= Problem =
What is the number of lines in the entries that contain "Password"? Reply with that number only.

= Website and app data records =
===============

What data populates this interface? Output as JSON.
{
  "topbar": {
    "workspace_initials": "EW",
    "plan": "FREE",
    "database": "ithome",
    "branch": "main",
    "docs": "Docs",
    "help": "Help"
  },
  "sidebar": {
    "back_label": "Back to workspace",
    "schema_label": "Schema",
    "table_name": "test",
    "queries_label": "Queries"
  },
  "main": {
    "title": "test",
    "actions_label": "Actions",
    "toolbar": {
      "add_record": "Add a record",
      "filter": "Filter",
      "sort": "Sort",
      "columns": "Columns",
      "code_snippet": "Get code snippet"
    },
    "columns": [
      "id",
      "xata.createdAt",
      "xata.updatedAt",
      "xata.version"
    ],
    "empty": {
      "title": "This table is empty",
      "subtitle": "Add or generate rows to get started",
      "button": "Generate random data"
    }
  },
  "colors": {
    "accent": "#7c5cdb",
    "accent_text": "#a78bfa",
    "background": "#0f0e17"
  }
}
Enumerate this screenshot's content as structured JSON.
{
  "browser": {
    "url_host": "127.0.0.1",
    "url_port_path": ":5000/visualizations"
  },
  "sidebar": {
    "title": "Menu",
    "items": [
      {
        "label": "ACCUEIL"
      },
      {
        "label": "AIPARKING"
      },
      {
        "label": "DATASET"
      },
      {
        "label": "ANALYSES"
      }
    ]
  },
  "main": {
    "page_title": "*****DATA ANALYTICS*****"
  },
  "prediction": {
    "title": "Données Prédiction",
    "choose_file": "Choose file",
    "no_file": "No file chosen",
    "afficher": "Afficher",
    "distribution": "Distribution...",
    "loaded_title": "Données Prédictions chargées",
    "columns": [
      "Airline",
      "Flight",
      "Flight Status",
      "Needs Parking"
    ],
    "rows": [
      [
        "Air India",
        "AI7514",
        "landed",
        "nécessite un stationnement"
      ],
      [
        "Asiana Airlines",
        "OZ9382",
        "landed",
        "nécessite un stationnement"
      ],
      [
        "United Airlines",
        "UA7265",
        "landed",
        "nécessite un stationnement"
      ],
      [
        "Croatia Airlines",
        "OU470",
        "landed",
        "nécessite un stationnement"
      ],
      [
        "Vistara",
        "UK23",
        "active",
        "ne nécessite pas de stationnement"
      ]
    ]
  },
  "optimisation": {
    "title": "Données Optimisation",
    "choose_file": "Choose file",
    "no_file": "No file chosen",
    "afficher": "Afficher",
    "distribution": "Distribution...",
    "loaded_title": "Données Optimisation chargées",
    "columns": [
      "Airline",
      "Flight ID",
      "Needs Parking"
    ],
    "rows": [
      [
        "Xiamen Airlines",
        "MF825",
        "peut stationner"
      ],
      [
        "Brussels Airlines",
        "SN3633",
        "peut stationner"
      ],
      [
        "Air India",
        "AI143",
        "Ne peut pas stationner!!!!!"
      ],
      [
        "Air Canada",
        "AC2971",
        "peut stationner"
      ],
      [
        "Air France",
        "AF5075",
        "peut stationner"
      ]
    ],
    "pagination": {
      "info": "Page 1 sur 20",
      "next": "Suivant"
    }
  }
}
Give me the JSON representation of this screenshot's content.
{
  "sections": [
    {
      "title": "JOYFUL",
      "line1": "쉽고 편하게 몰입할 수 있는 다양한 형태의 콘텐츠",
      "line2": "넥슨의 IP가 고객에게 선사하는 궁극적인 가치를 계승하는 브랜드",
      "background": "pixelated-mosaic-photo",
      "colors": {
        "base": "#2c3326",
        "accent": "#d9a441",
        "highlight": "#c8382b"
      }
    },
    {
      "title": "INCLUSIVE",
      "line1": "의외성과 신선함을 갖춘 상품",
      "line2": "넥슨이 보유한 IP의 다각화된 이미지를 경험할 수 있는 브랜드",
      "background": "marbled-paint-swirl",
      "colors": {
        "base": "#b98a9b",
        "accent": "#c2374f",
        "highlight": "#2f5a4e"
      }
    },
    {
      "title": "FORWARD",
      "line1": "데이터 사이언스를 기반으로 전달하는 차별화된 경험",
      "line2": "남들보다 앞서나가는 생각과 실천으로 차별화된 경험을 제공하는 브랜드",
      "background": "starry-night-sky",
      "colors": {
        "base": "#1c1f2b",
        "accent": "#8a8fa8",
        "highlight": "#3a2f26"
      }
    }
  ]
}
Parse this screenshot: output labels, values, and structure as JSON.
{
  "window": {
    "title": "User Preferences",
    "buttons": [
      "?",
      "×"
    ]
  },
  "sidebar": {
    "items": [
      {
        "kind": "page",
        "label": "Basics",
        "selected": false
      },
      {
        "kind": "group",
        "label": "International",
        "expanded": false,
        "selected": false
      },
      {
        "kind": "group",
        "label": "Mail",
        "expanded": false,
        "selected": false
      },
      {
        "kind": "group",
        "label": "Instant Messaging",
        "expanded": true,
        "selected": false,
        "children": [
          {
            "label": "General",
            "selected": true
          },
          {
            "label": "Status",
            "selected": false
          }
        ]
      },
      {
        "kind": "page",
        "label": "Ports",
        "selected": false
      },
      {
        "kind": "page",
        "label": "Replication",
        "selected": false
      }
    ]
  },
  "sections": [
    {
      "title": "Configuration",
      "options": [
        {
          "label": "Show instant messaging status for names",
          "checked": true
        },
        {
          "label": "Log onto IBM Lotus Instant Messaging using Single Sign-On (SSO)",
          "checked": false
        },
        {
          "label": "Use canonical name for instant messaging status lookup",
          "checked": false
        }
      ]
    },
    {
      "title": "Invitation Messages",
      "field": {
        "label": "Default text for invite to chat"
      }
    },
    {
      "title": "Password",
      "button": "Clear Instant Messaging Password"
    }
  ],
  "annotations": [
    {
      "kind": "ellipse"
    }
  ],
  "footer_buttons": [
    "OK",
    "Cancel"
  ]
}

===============

= Answer below =
2